Data records
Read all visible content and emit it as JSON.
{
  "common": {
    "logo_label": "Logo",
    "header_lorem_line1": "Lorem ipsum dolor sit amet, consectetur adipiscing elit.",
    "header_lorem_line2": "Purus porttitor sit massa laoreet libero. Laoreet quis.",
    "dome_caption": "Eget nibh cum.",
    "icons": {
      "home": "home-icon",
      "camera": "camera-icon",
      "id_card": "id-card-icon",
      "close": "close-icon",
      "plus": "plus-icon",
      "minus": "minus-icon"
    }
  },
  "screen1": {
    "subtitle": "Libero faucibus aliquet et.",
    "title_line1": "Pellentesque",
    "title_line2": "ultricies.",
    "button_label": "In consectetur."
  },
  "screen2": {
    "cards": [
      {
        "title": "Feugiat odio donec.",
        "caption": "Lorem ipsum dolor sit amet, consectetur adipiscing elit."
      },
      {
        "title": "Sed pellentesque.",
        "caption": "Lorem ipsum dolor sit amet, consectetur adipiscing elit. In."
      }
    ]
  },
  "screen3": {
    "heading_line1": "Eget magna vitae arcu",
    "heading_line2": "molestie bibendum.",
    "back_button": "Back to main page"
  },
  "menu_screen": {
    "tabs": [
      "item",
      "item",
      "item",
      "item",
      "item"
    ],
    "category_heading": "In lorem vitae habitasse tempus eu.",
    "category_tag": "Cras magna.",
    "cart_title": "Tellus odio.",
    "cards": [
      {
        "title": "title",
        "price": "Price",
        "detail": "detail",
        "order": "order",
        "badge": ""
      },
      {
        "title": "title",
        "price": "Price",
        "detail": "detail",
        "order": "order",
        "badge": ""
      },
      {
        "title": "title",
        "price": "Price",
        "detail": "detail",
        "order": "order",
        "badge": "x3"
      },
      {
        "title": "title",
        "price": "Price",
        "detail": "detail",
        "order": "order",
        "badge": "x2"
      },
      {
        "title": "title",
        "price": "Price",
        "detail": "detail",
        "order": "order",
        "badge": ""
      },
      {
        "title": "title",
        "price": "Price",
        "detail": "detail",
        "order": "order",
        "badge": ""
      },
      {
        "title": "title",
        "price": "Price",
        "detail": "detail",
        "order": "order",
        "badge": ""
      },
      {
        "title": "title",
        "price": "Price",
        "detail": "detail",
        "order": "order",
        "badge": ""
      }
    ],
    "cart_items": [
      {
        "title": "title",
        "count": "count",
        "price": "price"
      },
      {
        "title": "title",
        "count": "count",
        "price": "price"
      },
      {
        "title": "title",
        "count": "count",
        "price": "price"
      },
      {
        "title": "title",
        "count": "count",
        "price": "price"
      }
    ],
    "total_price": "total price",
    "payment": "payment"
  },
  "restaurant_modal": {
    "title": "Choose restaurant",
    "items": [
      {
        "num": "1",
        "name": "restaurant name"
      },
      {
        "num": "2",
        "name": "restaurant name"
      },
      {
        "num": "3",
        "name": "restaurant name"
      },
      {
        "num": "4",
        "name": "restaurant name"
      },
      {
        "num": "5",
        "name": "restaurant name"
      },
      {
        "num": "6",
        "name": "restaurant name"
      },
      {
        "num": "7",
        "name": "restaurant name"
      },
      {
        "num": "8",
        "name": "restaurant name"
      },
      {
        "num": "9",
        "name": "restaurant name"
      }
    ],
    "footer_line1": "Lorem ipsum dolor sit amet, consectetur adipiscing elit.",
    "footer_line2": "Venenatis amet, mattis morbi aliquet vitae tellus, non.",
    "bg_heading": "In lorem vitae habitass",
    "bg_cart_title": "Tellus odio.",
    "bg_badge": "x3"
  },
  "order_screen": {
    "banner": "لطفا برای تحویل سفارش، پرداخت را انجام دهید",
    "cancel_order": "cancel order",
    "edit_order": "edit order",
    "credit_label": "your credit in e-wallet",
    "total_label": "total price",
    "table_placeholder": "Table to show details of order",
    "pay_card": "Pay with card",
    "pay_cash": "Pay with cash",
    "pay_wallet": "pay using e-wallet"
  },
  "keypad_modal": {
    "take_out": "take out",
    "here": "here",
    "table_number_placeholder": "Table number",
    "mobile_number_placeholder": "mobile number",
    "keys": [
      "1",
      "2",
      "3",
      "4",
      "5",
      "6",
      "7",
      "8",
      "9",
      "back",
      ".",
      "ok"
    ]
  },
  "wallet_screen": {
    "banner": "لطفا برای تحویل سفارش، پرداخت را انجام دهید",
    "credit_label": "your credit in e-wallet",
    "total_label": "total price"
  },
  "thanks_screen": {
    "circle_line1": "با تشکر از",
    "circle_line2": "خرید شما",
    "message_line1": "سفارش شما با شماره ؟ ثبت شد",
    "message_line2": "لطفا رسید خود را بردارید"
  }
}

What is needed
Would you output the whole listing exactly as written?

Output for this task
Read all visible content and emit it as JSON.
{
  "common": {
    "logo_label": "Logo",
    "header_lorem_line1": "Lorem ipsum dolor sit amet, consectetur adipiscing elit.",
    "header_lorem_line2": "Purus porttitor sit massa laoreet libero. Laoreet quis.",
    "dome_caption": "Eget nibh cum.",
    "icons": {
      "home": "home-icon",
      "camera": "camera-icon",
      "id_card": "id-card-icon",
      "close": "close-icon",
      "plus": "plus-icon",
      "minus": "minus-icon"
    }
  },
  "screen1": {
    "subtitle": "Libero faucibus aliquet et.",
    "title_line1": "Pellentesque",
    "title_line2": "ultricies.",
    "button_label": "In consectetur."
  },
  "screen2": {
    "cards": [
      {
        "title": "Feugiat odio donec.",
        "caption": "Lorem ipsum dolor sit amet, consectetur adipiscing elit."
      },
      {
        "title": "Sed pellentesque.",
        "caption": "Lorem ipsum dolor sit amet, consectetur adipiscing elit. In."
      }
    ]
  },
  "screen3": {
    "heading_line1": "Eget magna vitae arcu",
    "heading_line2": "molestie bibendum.",
    "back_button": "Back to main page"
  },
  "menu_screen": {
    "tabs": [
      "item",
      "item",
      "item",
      "item",
      "item"
    ],
    "category_heading": "In lorem vitae habitasse tempus eu.",
    "category_tag": "Cras magna.",
    "cart_title": "Tellus odio.",
    "cards": [
      {
        "title": "title",
        "price": "Price",
        "detail": "detail",
        "order": "order",
        "badge": ""
      },
      {
        "title": "title",
        "price": "Price",
        "detail": "detail",
        "order": "order",
        "badge": ""
      },
      {
        "title": "title",
        "price": "Price",
        "detail": "detail",
        "order": "order",
        "badge": "x3"
      },
      {
        "title": "title",
        "price": "Price",
        "detail": "detail",
        "order": "order",
        "badge": "x2"
      },
      {
        "title": "title",
        "price": "Price",
        "detail": "detail",
        "order": "order",
        "badge": ""
      },
      {
        "title": "title",
        "price": "Price",
        "detail": "detail",
        "order": "order",
        "badge": ""
      },
      {
        "title": "title",
        "price": "Price",
        "detail": "detail",
        "order": "order",
        "badge": ""
      },
      {
        "title": "title",
        "price": "Price",
        "detail": "detail",
        "order": "order",
        "badge": ""
      }
    ],
    "cart_items": [
      {
        "title": "title",
        "count": "count",
        "price": "price"
      },
      {
        "title": "title",
        "count": "count",
        "price": "price"
      },
      {
        "title": "title",
        "count": "count",
        "price": "price"
      },
      {
        "title": "title",
        "count": "count",
        "price": "price"
      }
    ],
    "total_price": "total price",
    "payment": "payment"
  },
  "restaurant_modal": {
    "title": "Choose restaurant",
    "items": [
      {
        "num": "1",
        "name": "restaurant name"
      },
      {
        "num": "2",
        "name": "restaurant name"
      },
      {
        "num": "3",
        "name": "restaurant name"
      },
      {
        "num": "4",
        "name": "restaurant name"
      },
      {
        "num": "5",
        "name": "restaurant name"
      },
      {
        "num": "6",
        "name": "restaurant name"
      },
      {
        "num": "7",
        "name": "restaurant name"
      },
      {
        "num": "8",
        "name": "restaurant name"
      },
      {
        "num": "9",
        "name": "restaurant name"
      }
    ],
    "footer_line1": "Lorem ipsum dolor sit amet, consectetur adipiscing elit.",
    "footer_line2": "Venenatis amet, mattis morbi aliquet vitae tellus, non.",
    "bg_heading": "In lorem vitae habitass",
    "bg_cart_title": "Tellus odio.",
    "bg_badge": "x3"
  },
  "order_screen": {
    "banner": "لطفا برای تحویل سفارش، پرداخت را انجام دهید",
    "cancel_order": "cancel order",
    "edit_order": "edit order",
    "credit_label": "your credit in e-wallet",
    "total_label": "total price",
    "table_placeholder": "Table to show details of order",
    "pay_card": "Pay with card",
    "pay_cash": "Pay with cash",
    "pay_wallet": "pay using e-wallet"
  },
  "keypad_modal": {
    "take_out": "take out",
    "here": "here",
    "table_number_placeholder": "Table number",
    "mobile_number_placeholder": "mobile number",
    "keys": [
      "1",
      "2",
      "3",
      "4",
      "5",
      "6",
      "7",
      "8",
      "9",
      "back",
      ".",
      "ok"
    ]
  },
  "wallet_screen": {
    "banner": "لطفا برای تحویل سفارش، پرداخت را انجام دهید",
    "credit_label": "your credit in e-wallet",
    "total_label": "total price"
  },
  "thanks_screen": {
    "circle_line1": "با تشکر از",
    "circle_line2": "خرید شما",
    "message_line1": "سفارش شما با شماره ؟ ثبت شد",
    "message_line2": "لطفا رسید خود را بردارید"
  }
}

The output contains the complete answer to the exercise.